** WORK INSTRUCTION **
For each line below with the word "date", write out a copy.

*** Opening of DATA LISTING ***

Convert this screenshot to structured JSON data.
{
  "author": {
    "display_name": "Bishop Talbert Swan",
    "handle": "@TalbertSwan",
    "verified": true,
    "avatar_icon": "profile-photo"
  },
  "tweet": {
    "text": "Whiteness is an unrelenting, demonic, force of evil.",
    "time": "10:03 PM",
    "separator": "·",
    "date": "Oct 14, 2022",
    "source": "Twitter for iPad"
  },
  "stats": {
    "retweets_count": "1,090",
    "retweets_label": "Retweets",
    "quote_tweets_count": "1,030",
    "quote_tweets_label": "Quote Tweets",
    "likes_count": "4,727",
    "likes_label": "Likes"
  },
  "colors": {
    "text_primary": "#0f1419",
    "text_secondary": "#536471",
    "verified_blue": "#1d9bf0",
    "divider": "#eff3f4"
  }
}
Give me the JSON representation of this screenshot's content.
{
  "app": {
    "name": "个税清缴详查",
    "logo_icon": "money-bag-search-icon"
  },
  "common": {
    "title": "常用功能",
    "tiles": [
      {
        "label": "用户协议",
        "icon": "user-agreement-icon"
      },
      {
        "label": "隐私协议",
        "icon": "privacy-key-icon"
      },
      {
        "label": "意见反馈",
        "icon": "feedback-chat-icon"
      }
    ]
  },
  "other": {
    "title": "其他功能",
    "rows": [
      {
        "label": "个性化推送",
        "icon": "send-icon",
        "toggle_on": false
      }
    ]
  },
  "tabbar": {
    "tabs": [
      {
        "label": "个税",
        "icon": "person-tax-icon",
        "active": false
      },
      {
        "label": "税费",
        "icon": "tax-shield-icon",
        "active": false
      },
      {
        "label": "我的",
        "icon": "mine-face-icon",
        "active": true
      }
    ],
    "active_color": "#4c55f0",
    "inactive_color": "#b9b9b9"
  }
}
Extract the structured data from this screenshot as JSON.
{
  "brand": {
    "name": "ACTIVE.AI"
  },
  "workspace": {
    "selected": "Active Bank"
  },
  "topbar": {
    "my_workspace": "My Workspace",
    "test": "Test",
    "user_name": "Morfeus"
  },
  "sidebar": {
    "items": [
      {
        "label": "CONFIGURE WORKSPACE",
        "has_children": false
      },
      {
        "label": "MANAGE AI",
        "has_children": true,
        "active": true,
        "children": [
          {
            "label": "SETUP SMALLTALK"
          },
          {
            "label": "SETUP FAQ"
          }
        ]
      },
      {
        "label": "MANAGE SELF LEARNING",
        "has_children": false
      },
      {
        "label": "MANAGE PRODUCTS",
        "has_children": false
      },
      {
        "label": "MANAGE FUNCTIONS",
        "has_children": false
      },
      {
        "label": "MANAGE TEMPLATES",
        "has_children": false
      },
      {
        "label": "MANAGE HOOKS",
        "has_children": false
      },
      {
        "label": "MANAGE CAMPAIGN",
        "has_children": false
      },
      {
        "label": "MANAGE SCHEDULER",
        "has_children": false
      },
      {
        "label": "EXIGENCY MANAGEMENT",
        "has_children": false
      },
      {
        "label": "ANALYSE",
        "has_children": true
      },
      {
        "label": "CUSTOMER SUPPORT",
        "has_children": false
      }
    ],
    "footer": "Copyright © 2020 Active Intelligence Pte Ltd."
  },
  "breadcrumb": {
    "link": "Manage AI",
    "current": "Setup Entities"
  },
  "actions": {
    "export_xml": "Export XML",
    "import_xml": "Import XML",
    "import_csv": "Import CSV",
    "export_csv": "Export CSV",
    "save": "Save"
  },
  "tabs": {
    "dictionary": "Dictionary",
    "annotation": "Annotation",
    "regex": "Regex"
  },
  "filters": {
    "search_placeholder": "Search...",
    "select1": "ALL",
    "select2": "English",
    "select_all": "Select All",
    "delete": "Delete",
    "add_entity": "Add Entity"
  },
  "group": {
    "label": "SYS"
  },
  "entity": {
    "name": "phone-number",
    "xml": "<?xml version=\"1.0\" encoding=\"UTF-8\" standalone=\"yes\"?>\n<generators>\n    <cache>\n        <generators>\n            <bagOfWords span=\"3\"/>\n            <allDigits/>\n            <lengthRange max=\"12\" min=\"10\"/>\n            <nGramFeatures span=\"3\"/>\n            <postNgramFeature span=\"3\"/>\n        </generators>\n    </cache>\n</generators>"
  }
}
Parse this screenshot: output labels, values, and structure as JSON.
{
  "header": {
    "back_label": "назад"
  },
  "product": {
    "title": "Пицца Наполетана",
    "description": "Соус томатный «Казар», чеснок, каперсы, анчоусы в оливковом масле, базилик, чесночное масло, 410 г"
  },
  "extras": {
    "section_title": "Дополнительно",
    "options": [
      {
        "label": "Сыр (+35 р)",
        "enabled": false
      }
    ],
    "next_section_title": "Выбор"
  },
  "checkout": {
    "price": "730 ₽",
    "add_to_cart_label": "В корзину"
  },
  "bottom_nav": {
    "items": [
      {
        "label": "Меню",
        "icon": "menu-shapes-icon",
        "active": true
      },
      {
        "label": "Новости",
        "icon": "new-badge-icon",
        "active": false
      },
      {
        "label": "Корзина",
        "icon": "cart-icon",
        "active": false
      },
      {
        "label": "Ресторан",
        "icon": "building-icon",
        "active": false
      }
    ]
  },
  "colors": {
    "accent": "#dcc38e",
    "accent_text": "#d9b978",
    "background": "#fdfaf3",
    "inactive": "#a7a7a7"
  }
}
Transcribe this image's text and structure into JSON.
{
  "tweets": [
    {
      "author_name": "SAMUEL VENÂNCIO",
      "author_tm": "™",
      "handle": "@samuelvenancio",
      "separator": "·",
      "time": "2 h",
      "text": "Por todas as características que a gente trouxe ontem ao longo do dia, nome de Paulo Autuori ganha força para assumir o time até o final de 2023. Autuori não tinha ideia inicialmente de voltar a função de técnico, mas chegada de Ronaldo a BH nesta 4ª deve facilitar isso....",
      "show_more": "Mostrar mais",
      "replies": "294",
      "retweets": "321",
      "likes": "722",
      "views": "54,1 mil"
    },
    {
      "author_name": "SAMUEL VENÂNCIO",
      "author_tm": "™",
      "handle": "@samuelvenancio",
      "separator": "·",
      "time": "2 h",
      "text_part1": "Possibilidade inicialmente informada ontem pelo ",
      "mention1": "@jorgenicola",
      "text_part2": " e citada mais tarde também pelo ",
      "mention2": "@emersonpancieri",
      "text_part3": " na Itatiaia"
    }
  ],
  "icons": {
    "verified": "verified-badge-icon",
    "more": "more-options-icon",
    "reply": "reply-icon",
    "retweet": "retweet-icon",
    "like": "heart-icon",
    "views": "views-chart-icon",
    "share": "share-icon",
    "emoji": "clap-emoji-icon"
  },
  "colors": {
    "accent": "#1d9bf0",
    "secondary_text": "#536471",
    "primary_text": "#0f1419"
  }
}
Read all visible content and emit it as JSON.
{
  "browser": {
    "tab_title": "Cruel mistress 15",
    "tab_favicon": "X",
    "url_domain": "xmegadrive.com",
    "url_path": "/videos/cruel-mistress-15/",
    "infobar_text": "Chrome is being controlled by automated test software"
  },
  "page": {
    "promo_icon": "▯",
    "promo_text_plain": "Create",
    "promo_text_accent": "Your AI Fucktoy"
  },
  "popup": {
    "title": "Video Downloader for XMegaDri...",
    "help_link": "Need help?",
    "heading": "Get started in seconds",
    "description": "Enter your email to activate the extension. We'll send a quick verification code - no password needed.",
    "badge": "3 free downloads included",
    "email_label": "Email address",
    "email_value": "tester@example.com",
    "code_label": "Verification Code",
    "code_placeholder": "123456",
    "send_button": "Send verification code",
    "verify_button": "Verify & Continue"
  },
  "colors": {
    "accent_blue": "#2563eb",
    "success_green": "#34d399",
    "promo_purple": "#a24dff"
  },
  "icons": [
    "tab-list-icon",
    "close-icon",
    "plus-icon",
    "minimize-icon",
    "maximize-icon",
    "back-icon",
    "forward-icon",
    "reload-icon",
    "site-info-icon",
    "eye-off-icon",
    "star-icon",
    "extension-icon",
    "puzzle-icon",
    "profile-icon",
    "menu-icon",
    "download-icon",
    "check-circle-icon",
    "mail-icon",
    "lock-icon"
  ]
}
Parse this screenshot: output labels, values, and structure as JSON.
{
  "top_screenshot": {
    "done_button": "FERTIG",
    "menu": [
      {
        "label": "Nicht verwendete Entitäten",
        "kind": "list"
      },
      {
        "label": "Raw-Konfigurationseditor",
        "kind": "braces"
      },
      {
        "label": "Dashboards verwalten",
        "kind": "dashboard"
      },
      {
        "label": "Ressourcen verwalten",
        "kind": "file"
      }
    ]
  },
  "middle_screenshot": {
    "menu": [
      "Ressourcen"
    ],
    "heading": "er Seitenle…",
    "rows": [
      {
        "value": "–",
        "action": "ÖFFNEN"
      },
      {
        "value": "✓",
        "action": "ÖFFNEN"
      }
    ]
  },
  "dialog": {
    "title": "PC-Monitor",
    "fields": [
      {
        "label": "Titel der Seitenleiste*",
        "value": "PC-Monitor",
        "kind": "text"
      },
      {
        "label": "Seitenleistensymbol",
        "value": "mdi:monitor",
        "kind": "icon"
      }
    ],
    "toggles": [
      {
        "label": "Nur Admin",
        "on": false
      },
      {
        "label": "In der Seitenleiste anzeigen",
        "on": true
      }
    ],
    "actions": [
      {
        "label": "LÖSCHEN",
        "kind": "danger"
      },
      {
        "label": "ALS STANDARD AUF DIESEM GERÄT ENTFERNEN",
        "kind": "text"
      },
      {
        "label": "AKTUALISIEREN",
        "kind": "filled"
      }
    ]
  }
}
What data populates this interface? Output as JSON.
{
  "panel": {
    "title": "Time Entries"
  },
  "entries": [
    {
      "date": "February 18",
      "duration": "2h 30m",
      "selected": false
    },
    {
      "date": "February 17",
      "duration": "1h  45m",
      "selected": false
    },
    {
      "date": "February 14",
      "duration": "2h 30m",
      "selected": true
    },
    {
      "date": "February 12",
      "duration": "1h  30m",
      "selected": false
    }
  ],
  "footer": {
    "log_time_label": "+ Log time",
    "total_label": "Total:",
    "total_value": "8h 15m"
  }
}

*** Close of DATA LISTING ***

** ANSWER FOR THIS EXERCISE **
    "date": "Oct 14, 2022",
      "date": "February 18",
      "date": "February 17",
      "date": "February 14",
      "date": "February 12",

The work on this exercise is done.